In the interest of spoiling no mysteries — each First Person Travel weekend is customized, but a general story arc remains constant — I’ll just say that lines began to converge. At a drafty, old church we learned something surprising about Vance then had an eye-opening reunion with Herb in Muir Beach — followed by a terrific lunch among the surfers and Frisbees of Stinson Beach. Was there a dramatic conclusion involving elaborate plot twists and even shouting? A good detective knows when to keep his trap shut.

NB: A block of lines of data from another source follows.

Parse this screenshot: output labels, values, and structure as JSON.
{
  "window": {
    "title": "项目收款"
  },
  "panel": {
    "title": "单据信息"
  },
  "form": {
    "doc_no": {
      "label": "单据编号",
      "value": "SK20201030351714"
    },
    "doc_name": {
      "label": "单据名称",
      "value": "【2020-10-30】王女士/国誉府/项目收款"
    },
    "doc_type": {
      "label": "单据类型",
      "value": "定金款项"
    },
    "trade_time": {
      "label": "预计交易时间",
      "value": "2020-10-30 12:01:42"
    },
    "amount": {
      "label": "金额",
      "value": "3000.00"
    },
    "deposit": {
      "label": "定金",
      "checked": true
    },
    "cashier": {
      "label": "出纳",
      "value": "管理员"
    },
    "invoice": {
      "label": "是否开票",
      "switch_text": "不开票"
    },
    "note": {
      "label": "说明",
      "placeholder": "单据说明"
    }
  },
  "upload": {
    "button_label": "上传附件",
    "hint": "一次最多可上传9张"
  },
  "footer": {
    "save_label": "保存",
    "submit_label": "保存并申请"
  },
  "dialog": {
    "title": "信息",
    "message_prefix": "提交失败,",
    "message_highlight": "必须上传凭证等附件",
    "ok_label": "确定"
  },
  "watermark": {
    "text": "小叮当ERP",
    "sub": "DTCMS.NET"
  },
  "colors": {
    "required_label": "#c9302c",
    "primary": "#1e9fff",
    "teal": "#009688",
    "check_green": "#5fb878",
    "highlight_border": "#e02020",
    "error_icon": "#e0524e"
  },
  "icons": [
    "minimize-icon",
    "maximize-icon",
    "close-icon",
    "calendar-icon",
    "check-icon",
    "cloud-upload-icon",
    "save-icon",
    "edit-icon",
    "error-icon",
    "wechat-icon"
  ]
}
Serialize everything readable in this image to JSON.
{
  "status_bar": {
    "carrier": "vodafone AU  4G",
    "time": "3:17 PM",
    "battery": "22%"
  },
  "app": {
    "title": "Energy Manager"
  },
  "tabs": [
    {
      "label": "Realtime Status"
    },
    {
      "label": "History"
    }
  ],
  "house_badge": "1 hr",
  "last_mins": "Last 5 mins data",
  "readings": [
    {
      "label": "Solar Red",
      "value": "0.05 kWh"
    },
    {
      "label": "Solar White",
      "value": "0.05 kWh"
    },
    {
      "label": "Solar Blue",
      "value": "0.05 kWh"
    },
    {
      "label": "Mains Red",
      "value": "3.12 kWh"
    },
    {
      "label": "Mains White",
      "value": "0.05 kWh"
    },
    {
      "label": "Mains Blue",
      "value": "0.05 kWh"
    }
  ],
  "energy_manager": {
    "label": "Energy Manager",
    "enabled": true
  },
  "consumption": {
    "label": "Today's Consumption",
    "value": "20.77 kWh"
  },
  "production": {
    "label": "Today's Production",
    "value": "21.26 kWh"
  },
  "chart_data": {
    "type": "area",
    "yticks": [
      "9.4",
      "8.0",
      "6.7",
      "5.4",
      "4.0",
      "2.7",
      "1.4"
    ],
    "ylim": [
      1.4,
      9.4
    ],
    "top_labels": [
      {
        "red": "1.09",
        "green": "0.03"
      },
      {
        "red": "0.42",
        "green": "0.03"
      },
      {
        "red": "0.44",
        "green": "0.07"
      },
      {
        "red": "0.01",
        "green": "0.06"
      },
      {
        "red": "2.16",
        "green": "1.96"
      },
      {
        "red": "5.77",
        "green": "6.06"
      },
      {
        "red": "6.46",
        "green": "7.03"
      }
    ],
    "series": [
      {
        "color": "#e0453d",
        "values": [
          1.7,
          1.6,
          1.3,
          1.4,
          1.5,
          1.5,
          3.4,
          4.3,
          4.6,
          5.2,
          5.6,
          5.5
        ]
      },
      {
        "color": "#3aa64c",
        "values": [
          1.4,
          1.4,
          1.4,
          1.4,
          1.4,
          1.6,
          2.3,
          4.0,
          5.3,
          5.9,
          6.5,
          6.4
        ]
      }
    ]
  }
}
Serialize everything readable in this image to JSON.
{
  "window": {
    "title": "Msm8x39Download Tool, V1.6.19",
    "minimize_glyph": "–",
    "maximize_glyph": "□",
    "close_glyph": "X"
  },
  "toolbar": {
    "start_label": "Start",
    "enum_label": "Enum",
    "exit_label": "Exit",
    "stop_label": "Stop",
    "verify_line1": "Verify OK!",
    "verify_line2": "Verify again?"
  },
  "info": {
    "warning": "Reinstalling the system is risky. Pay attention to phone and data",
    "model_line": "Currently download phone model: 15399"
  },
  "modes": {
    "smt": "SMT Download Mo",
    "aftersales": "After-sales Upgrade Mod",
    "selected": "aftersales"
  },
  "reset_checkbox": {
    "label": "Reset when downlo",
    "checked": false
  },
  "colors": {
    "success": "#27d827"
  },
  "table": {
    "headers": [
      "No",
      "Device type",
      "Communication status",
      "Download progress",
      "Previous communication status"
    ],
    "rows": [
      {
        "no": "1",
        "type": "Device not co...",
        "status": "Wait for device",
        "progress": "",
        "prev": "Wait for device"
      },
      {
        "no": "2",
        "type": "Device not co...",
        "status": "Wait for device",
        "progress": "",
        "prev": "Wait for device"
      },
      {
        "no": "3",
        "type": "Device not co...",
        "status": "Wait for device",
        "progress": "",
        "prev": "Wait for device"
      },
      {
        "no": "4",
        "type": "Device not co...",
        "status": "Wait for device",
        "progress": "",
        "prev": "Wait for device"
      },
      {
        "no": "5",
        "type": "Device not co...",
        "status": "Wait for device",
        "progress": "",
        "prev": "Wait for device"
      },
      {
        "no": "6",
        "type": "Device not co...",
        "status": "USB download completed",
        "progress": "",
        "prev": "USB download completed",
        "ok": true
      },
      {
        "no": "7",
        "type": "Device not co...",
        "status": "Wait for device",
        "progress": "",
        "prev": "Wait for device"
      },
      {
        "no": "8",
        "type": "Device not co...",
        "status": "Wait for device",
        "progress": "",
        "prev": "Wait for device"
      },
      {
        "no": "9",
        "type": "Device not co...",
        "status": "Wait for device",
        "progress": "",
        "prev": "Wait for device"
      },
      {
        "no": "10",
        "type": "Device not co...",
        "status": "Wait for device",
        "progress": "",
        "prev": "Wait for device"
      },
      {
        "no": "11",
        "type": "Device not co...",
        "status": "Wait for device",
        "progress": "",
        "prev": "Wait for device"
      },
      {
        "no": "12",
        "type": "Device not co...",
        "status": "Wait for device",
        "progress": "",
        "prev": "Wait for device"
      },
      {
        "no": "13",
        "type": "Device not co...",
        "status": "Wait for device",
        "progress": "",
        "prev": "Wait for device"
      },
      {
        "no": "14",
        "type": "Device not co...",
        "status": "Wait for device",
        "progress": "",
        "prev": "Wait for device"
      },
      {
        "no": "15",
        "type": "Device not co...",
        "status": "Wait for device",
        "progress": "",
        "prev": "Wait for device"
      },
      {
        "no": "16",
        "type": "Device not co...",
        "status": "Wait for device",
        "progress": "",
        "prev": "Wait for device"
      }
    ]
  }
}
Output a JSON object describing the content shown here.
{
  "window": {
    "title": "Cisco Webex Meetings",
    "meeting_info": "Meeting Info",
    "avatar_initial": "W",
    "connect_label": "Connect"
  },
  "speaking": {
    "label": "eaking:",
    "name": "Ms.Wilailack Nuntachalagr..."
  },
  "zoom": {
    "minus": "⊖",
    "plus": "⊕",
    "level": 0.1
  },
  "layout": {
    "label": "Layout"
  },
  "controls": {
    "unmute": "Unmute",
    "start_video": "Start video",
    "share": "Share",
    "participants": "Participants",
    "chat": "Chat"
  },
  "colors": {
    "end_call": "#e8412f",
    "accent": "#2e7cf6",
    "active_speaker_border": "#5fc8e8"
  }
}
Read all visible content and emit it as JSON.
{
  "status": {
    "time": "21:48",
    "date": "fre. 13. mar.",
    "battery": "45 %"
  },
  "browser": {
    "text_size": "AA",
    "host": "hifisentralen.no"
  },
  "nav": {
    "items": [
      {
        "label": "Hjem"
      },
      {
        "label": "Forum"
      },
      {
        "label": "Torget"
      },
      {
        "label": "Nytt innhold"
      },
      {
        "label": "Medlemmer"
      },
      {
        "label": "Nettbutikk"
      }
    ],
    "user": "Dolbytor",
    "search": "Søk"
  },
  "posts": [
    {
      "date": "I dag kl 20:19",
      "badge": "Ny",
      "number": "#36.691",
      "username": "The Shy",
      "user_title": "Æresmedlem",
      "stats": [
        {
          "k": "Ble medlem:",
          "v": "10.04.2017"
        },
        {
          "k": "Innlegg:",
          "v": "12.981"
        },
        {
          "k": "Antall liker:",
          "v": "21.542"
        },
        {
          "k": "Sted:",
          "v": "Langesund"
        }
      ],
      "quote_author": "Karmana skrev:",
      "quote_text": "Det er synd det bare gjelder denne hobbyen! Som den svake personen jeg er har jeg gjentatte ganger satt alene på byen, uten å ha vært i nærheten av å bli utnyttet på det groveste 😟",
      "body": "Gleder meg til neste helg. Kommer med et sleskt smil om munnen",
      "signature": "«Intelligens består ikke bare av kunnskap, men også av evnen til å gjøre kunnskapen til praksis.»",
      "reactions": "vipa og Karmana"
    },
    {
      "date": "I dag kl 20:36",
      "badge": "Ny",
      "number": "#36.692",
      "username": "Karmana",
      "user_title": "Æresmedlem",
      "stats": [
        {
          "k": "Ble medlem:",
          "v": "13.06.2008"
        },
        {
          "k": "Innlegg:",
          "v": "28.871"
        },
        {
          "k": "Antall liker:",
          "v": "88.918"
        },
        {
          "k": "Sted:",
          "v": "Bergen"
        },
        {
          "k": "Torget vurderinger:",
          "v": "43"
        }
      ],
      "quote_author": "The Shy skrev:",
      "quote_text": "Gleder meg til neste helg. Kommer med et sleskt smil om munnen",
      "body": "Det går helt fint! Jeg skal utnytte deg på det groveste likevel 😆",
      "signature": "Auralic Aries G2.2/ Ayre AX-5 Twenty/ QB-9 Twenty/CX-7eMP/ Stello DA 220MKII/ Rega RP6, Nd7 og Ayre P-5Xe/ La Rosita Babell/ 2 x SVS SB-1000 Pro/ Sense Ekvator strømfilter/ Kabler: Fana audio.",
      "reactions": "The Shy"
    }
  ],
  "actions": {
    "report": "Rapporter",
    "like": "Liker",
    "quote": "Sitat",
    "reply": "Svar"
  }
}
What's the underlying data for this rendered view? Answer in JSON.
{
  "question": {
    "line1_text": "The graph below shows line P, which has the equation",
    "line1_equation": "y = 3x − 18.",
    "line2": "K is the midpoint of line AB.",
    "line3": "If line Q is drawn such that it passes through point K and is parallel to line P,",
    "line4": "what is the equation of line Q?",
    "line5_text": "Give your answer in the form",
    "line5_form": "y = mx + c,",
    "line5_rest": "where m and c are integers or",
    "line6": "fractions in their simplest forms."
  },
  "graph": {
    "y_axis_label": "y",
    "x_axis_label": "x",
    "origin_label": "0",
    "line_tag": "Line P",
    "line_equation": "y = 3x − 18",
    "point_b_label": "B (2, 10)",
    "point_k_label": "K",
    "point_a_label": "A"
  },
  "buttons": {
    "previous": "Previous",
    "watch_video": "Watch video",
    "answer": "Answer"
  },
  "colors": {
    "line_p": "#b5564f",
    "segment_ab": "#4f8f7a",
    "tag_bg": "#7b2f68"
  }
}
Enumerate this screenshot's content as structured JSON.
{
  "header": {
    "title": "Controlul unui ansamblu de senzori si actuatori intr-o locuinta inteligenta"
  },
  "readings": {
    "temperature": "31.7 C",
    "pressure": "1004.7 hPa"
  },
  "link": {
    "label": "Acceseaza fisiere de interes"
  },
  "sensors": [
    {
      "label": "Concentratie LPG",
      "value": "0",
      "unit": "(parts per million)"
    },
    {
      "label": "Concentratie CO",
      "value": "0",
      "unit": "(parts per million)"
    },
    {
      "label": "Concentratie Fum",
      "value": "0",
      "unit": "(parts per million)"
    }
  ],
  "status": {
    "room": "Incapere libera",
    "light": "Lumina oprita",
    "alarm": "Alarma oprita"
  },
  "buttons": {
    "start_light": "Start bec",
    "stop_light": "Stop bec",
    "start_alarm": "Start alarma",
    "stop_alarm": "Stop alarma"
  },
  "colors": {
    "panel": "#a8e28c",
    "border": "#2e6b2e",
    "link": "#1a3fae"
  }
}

By afternoon we were in the sun on a ferry back to San Francisco, dazedly reviewing the truth of Talisman’s last 36 hours and our own. Later, we’d be emailed the cold metrics of our gumshoeing. (We belonged to the 67 percent of travelers who find a certain ax in Nicasio, thank you very much.) For now, we just marveled at how this wacky, fake detective charade somehow left us both switched on and mellowed out. At one point I glanced over at Amy, happy in the ferry breeze, and vowed to pursue far more fictional stolen horses than I ever had previously.

Charles, the not-really-a-schoolteacher, chauffeured us home from the Ferry Building. It was not hard adjusting to post-Agatha Christie life. What was hard was no longer having an unseen squad — in total 50 collaborators have pitched in with First Person Travel — laboring on behalf of our pleasure.

For all our sleuthing, the absence of planning might ultimately have been the most affecting part of the weekend. You just go where you’re told. No guidebooks, no decisions, no guessing how long it will take to get to dinner. Liberated from such concerns, we were free to delve into the hidden nooks of the Bay Area, and into strange truths about the affinity of travel and mystery.